# Trying to verify the solution to a lambda calculus equation

I am going through the following introduction to lambda calculus :

http://www.cse.chalmers.se/research/group/logic/TypesSS05/Extra/geuvers.pdf

At page 12 , the following has been asked to prove

$\exists$ $G$ $\forall X$ such that

$GX$ = $GG$

This means to find a function which takes a function as an argument and returns the same expression irrespective of the function .

The book posits the solution to be $G$ = $Y$ $( \lambda gx. gg)$

On trying to verify this I first evaluated the L.H.S to be

$GX$ = $Y ( \lambda gx.gg )$ $X$.

Now $X$ being the argument will be picked up by the first bound variable so .

$L.H.S$ = $Y ( \lambda x . XX)$ = $( \lambda x . XX)$ $Y ( \lambda x . XX)$ = $Y ( \lambda x .$ $Y ( \lambda x . XX)$ $Y ( \lambda x . XX)$)

Here due to the presence of the form $YF$ , I can carry on the reduction continuously by replacinf $YF$ with $FYF$

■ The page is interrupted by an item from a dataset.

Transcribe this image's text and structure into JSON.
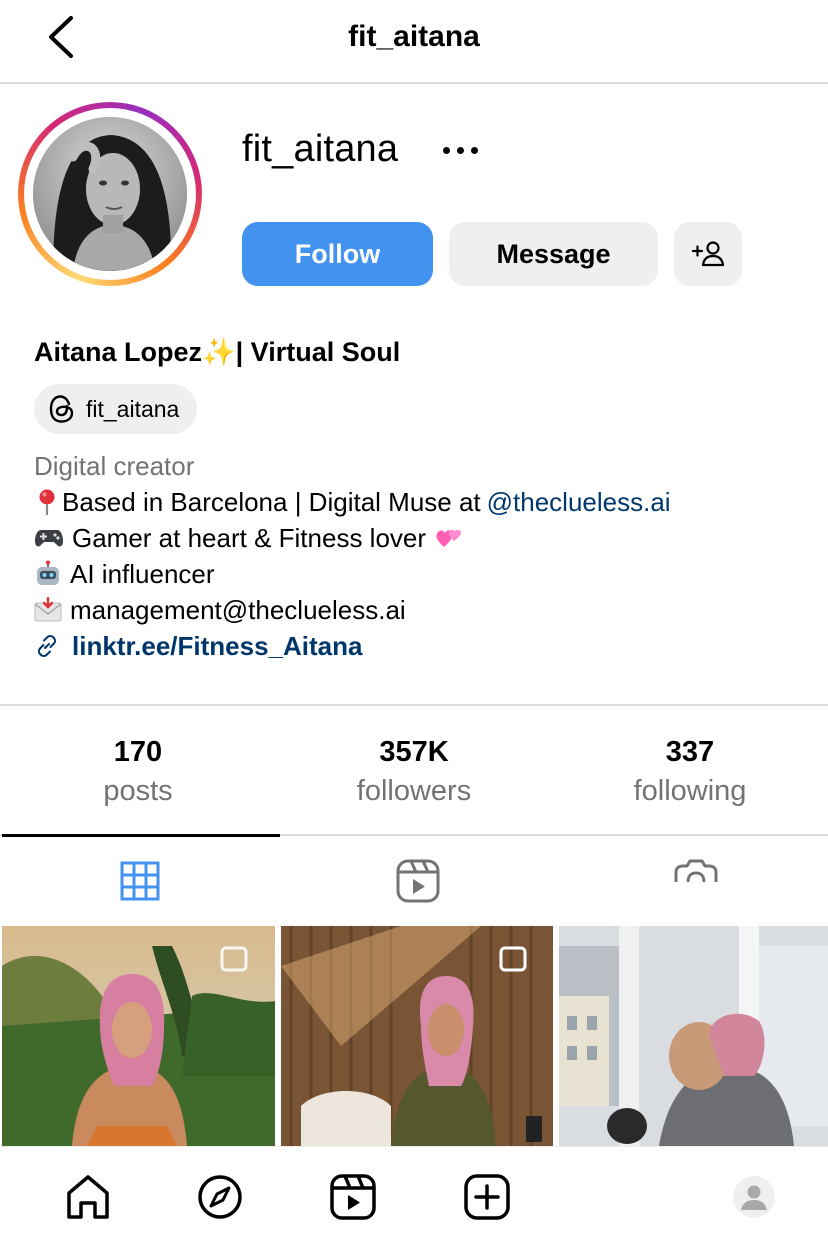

$R.H.S$ = $Y$ $( \lambda gx. gg)$ $Y$ $( \lambda gx. gg)$ = $Y$$\lambda x. ( Y( \lambda gx. gg) Y( \lambda gx. gg)) Now similarly the reduction can be carried on further by again consuming the first g that comes in the expression with Y( \lambda gx. gg)) and this can on perpetually and it will look like Y ( \lambda x . Y ( \lambda x . XX) Y ( \lambda x . XX))..... So I couldn't completely ascertain that they ( L.H.S and R.H.S) will turn out to be equal but I can see that L.H.S and R.H.S are going to be infinitely long and will resemble each other more and more as the number of reductions go on since the g 's in the R.H.S will continually get replaced . Is this logic correct ? If not , where did I err ? P.S. : On a general and on a lighter note , how are this lambda calculus equations solved ? (They look analogous to differential equations ). ## 1 Answer On trying to verify this I first evaluated the L.H.S to be GX = Y ( \lambda gx.gg ) X. Now X being the argument will be picked up by the first bound variable so . L.H.S = Y ( \lambda x . XX) This is where you went wrong, and the reason is that you've got the association the wrong way round. Y ( \lambda gx.gg ) X means (Y ( \lambda gx.gg )) X. Taking that into account, the only evaluation step possible is to apply Y, giving$$( \lambda gx.gg )(Y ( \lambda gx.gg )) X$$which is$( \lambda gx.gg )GX$, from which the desired conclusion is immediate. • : The last expression will give$ ( \lambda x. GG) X $, right ? This will result in$GG$if$x$is not there in G right ? Mar 11 '18 at 9:08 • @AgniveshSingh Correct. There is no need to require "if$x$is not there in$G$" since we know that$x$is not free in$G\$, which is a closed term by definition.
– chi
Mar 11 '18 at 10:05